Fasig-Tipton also reported seven additional private sales following Monday's opening session. Those sals, which were included in the auction's final numbers above, improved Monday night's buyback rate from 35 percent to 26 percent, as compared to the 20 percent buyback rate at last year's opening session.
"We had one horse for $1 million, and if we'd had a couple more, it would have been very similar to last year," Fasig-Tipton chairman Walt Robertson said following the sale. "I think what the world's got to realize is that $500,000 is a lot of money for a horse."
In 2009, the auction sold five yearlings for $1 million or more, including the $2.8 million sale-topping Storm Cat colt.
Sheikh Mohammed al-Maktoum, represented by his chief bloodstock agent John Ferguson, was again the auction's leading buyer. Ferguson signed for 14 yearlings totaling $6,095,000 at the 2010 auction, but his expenditures were down from last year's figure of nearly $12 million.
Maktoum accompanied Ferguson on Monday night but was not seen Tuesday night on the sale grounds.The first horse in the ring Tuesday night at Fasig-Tipton's Saratoga select yearling sale was the auction's only million-dollar horse at a session that saw declines across the board.
Benjamin Leon's Besilu Stables, a relatively new buyer, bought the sale-topper, a $1.2 million A. P. Indy colt who is the first foal out of champion sprinter Maryfield, by Elusive Quality. Bluewater Sales agency sold the colt.
Besilu jumped into the Thoroughbred market for the first time last year, when they bought a $650,000 Storm Cat-Get Lucky colt. The former Paso Fino Farm in Micanopy, Fla., has horses in training with Todd Pletcher, who bid on Leon's behalf.

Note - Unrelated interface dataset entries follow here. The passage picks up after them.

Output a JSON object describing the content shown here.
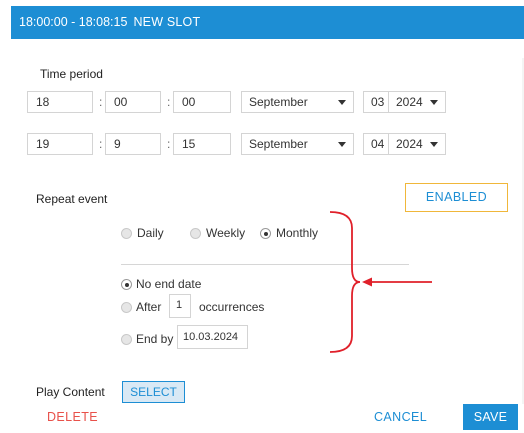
{
  "dialog": {
    "title_time": "18:00:00 - 18:08:15",
    "title_name": "NEW SLOT"
  },
  "time_period": {
    "label": "Time period",
    "start": {
      "hour": "18",
      "minute": "00",
      "second": "00",
      "month": "September",
      "day": "03",
      "year": "2024"
    },
    "end": {
      "hour": "19",
      "minute": "9",
      "second": "15",
      "month": "September",
      "day": "04",
      "year": "2024"
    },
    "separator": ":"
  },
  "repeat": {
    "label": "Repeat event",
    "toggle_label": "ENABLED",
    "frequency": [
      {
        "label": "Daily",
        "checked": false
      },
      {
        "label": "Weekly",
        "checked": false
      },
      {
        "label": "Monthly",
        "checked": true
      }
    ],
    "end_options": {
      "no_end_label": "No end date",
      "after_label": "After",
      "after_value": "1",
      "occurrences_label": "occurrences",
      "end_by_label": "End by",
      "end_by_value": "10.03.2024",
      "selected": "No end date"
    }
  },
  "play_content": {
    "label": "Play Content",
    "select_label": "SELECT"
  },
  "footer": {
    "delete_label": "DELETE",
    "cancel_label": "CANCEL",
    "save_label": "SAVE"
  },
  "colors": {
    "accent": "#1d8ed4",
    "enabled_border": "#f0b73a",
    "delete": "#e8514a",
    "annotation": "#e0202a"
  },
  "icons": {
    "dropdown": "caret-down-icon",
    "annotation_bracket": "bracket-annotation",
    "annotation_arrow": "arrow-left-annotation"
  }
}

Tuesday's session, which closed out the two-night auction in Fasig-Tipton's completely renovated Humprhey S. Finney pavilion, grossed $17,665,000 for 59 yearlings. That was down 31 percent from last season, when 75 horses brought $25,760,000. The second sessin's average price of $299,407 was 13 percent lower than last season's $343,467, and the 2010 median lost four percent, falling from $260,000 last year to $250,000. The buyback rate increased from 23 percent to 30 percent.

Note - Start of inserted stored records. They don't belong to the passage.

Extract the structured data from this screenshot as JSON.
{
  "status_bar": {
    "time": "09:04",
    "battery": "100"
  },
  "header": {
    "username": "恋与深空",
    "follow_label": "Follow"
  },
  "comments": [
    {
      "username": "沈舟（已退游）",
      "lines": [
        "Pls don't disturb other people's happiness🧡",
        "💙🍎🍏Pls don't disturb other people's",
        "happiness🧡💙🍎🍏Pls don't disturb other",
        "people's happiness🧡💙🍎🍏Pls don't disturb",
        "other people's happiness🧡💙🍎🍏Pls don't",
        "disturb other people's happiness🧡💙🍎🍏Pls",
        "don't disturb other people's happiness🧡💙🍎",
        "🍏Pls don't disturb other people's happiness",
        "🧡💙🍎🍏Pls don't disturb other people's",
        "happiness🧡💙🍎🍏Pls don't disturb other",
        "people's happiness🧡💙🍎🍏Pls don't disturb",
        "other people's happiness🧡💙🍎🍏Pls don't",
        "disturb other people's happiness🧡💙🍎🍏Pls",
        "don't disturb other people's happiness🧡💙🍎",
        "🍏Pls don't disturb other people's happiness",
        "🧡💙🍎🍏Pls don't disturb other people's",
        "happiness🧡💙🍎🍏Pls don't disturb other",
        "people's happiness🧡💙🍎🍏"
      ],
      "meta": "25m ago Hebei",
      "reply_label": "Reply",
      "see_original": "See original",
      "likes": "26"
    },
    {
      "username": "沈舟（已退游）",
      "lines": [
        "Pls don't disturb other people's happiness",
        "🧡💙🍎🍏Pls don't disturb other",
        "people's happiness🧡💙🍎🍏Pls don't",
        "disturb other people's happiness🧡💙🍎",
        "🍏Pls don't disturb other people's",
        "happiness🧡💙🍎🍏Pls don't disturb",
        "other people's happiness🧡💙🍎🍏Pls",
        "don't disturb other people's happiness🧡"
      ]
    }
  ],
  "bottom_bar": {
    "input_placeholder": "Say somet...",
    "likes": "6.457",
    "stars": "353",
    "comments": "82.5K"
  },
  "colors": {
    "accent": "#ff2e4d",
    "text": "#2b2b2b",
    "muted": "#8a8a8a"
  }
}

The two sessions combined sold 117 yearlings for $32,415,000, resulting in an average price of $277,051 and a $250,000 median. Gross fell 38 percent from last year, when a larger catalog sold 160 yearlings. Average price was down 16 percent this year, and buybacks increased substantially, from 22 percent in 2009 to 29 percent this season. The lone bright spot was the cumulative median, which held level with last year at $250,000.

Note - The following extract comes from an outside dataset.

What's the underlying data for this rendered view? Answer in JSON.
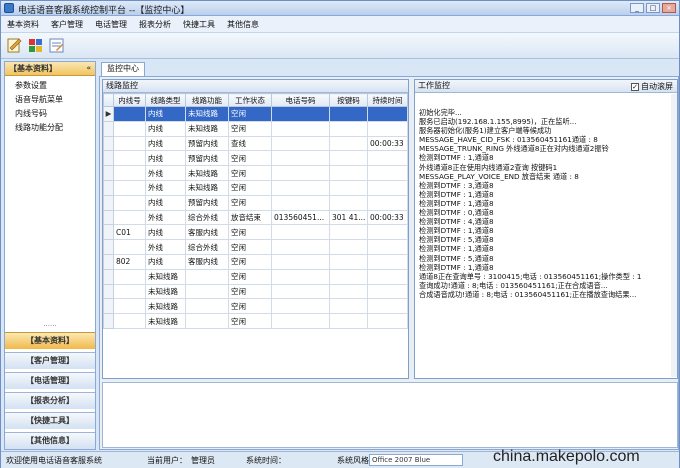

Fasig-Tipton also reported seven additional private sales following Monday's opening session. Those sals, which were included in the auction's final numbers above, improved Monday night's buyback rate from 35 percent to 26 percent, as compared to the 20 percent buyback rate at last year's opening session.
"We had one horse for $1 million, and if we'd had a couple more, it would have been very similar to last year," Fasig-Tipton chairman Walt Robertson said following the sale. "I think what the world's got to realize is that $500,000 is a lot of money for a horse."
In 2009, the auction sold five yearlings for $1 million or more, including the $2.8 million sale-topping Storm Cat colt.
Sheikh Mohammed al-Maktoum, represented by his chief bloodstock agent John Ferguson, was again the auction's leading buyer. Ferguson signed for 14 yearlings totaling $6,095,000 at the 2010 auction, but his expenditures were down from last year's figure of nearly $12 million.
Maktoum accompanied Ferguson on Monday night but was not seen Tuesday night on the sale grounds.